Owen Barfield in his seventies
Writing in a Festschrift to Owen Barfield (Evolution of Consciousness: studies in polarity, 1972 - edited by Shirley Sugarman); RJ Reilly wrote a superb chapter modestly entitled A Note on Barfield, Romanticism and Time.
What Reilly said has direct relevance to the 'project' of this blog.
He links to a comment by Barfield from Saving the Appearances to the effect that the romantic impulse never attained to maturity during the nineteenth century; and the only alternative to maturity is puerility (i.e. immaturity, childishness, foolishness).
What was missing from mainstream Romanticism was Christianity and Time.
Christianity, because rejection of the limitations of the churches went over into anti-Christianity (or 'anything-but Christianity', in the case of the 'spiritual but not religious' perennialist philosophers and seekers).
And Time was rejected because of the tendency of the tendency of Romanticism to regard enlightenment as all times in the 'ephiphanic' moment, that enlightened moment as out-of-Time and as all-Times - an indifference to chronology, or sequence - the denial of any destiny to history.
It was an achievement of Barfield to pick up the thread of Romanticism and point ahead to its maturity - including the inclusion of both Christianity and Time; and this highlighted those thinkers whose Romanticism did indeed include C&T - the likes of William Blake, ST Coleridge and Barfield's Master Rudolf Steiner.*

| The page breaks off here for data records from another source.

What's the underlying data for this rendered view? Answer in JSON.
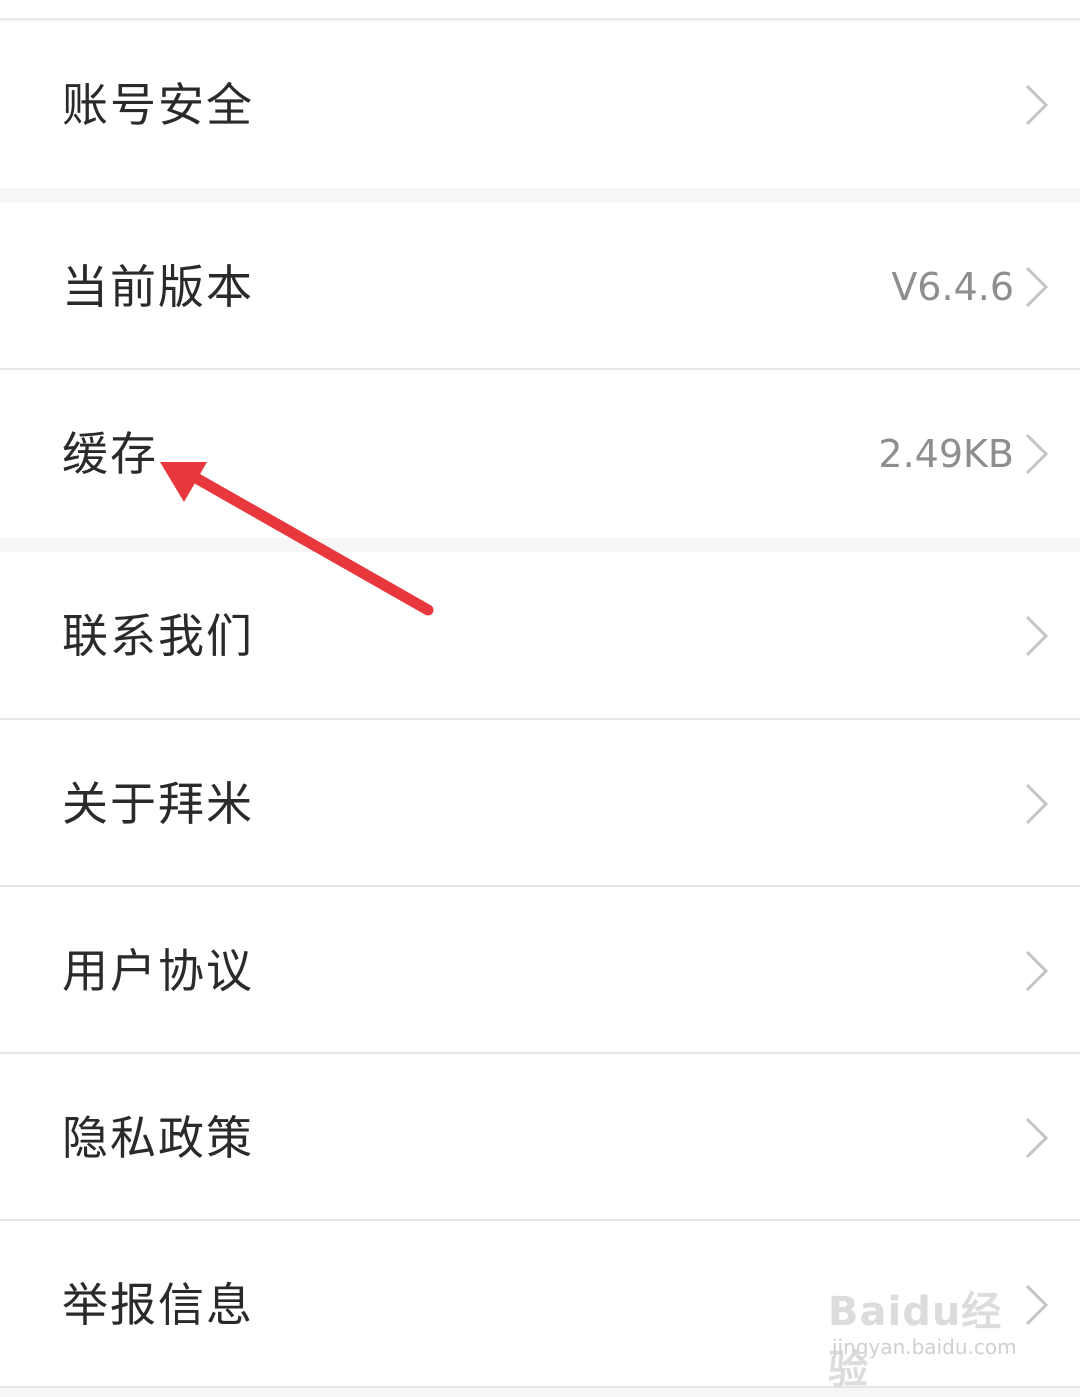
{
  "settings": {
    "items": [
      {
        "label": "账号安全",
        "value": ""
      },
      {
        "label": "当前版本",
        "value": "V6.4.6"
      },
      {
        "label": "缓存",
        "value": "2.49KB"
      },
      {
        "label": "联系我们",
        "value": ""
      },
      {
        "label": "关于拜米",
        "value": ""
      },
      {
        "label": "用户协议",
        "value": ""
      },
      {
        "label": "隐私政策",
        "value": ""
      },
      {
        "label": "举报信息",
        "value": ""
      }
    ]
  },
  "annotation": {
    "arrow_color": "#e8383d",
    "points_to": "缓存"
  },
  "watermark": {
    "logo": "Baidu经验",
    "url": "jingyan.baidu.com"
  },
  "colors": {
    "background": "#f6f6f6",
    "row": "#ffffff",
    "label": "#2a2a2a",
    "value": "#8e8e8e",
    "chevron": "#c4c4c4"
  }
}
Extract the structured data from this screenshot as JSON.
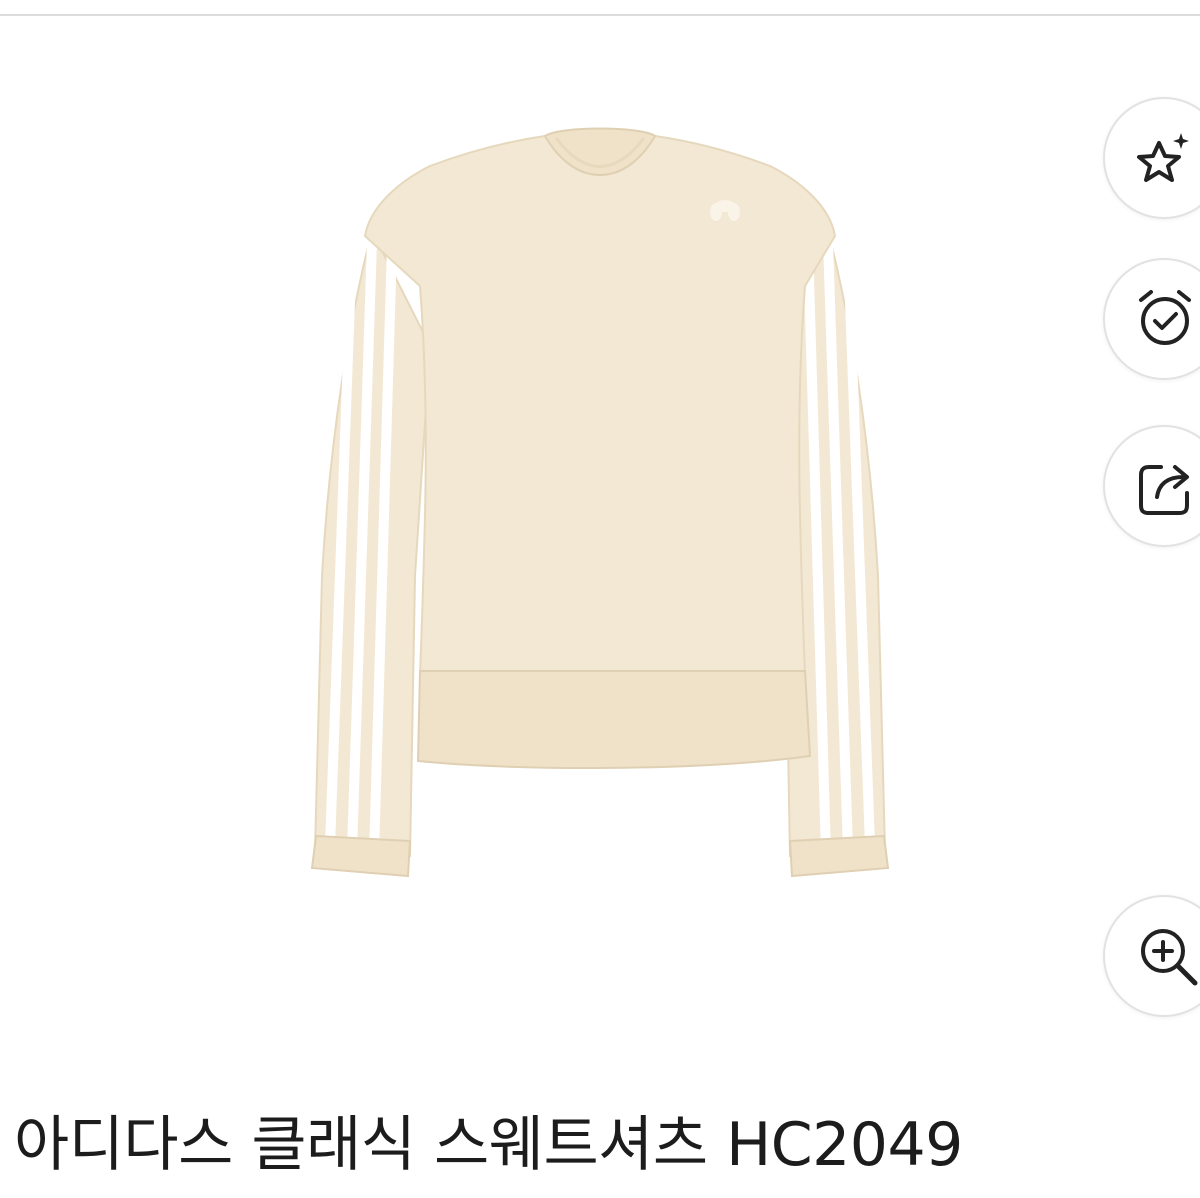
{
  "product": {
    "title": "아디다스 클래식 스웨트셔츠 HC2049",
    "garment_color": "#f3e8d4",
    "stripe_color": "#ffffff"
  },
  "actions": [
    {
      "name": "wishlist",
      "icon": "star-sparkle-icon"
    },
    {
      "name": "alarm",
      "icon": "alarm-check-icon"
    },
    {
      "name": "share",
      "icon": "share-icon"
    },
    {
      "name": "zoom",
      "icon": "zoom-in-icon"
    }
  ]
}
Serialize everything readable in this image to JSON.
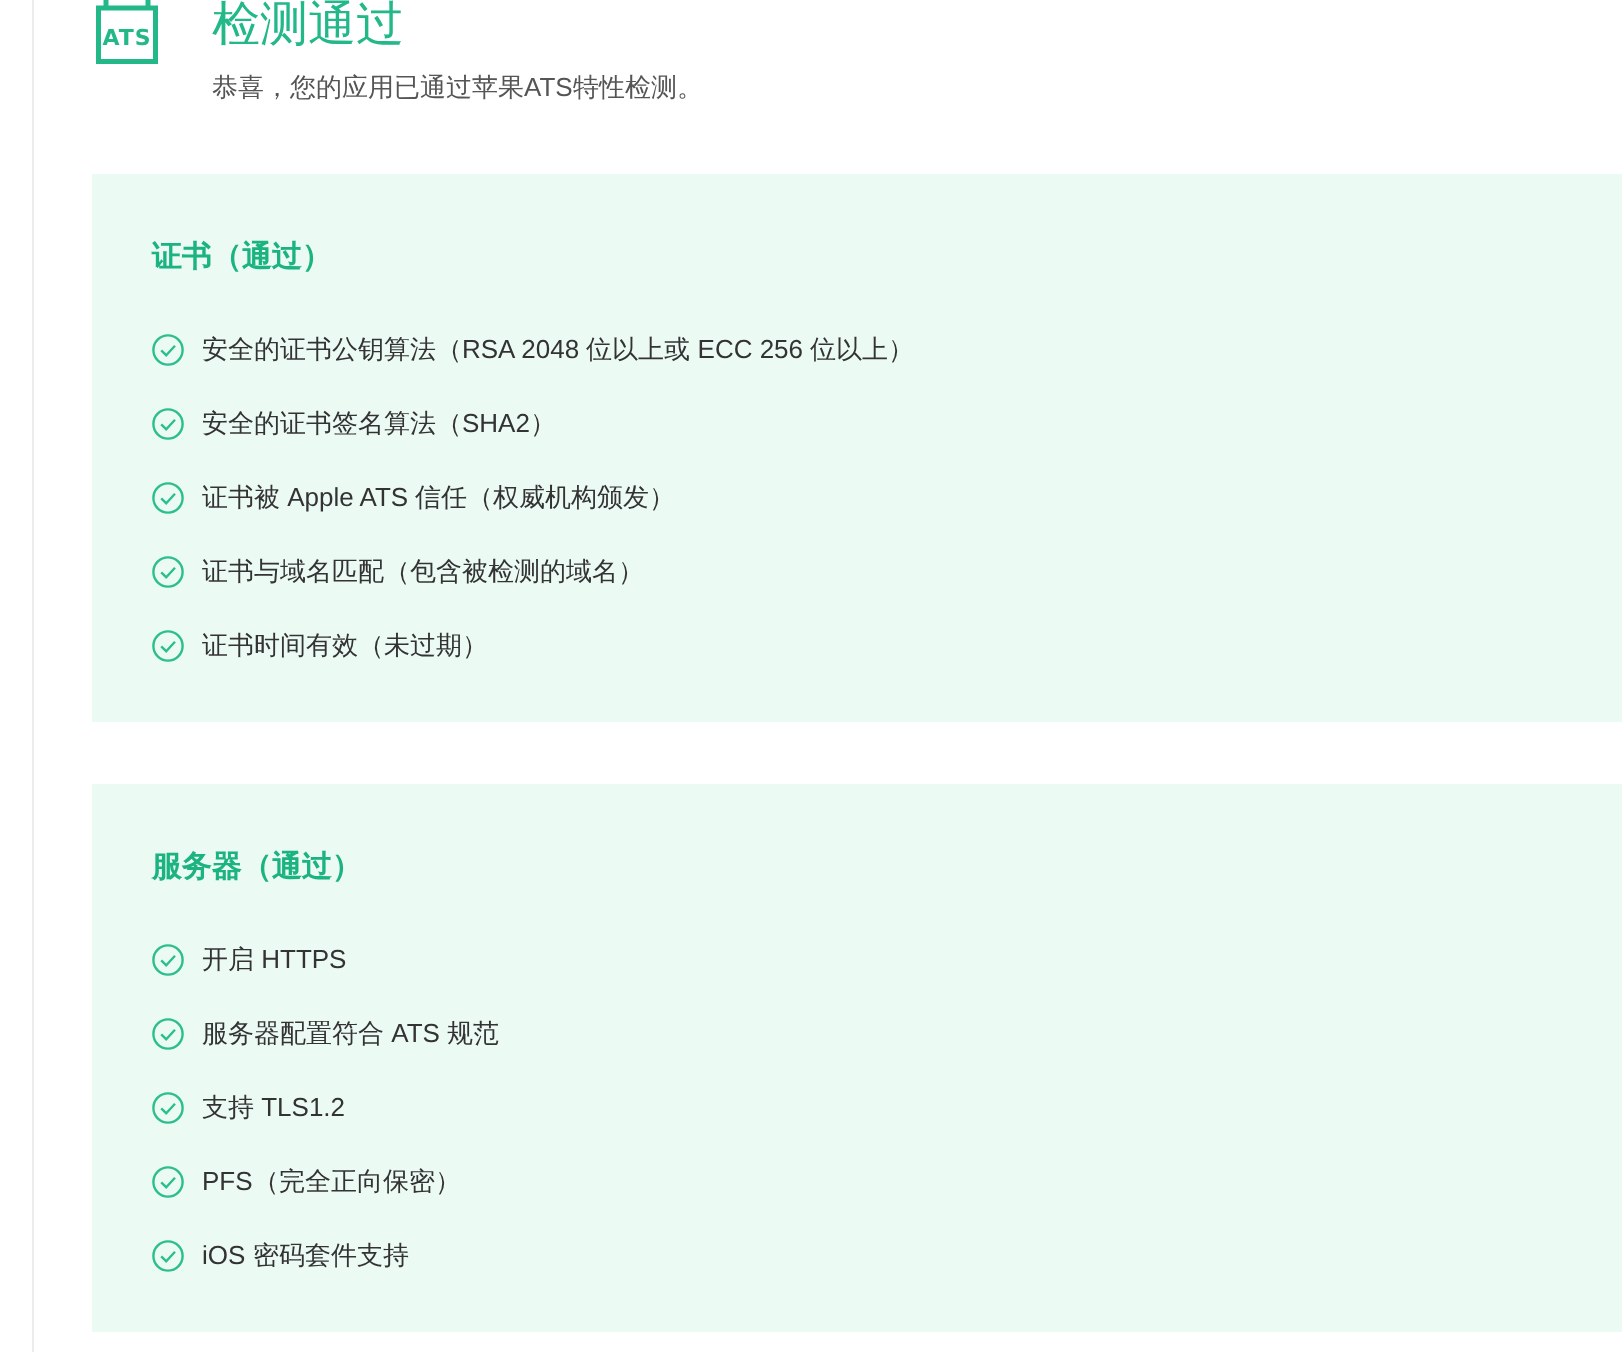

This forms a neat summary of the Romanticism, and indeed the strategy, I would endorse - a Romanticism in a Christian framework, and (also consistent with Christianity) one which understands human life and culture in terms of a destiny (an intended plan or sequence) unfolding through Time.
*To which I would add William Arkle.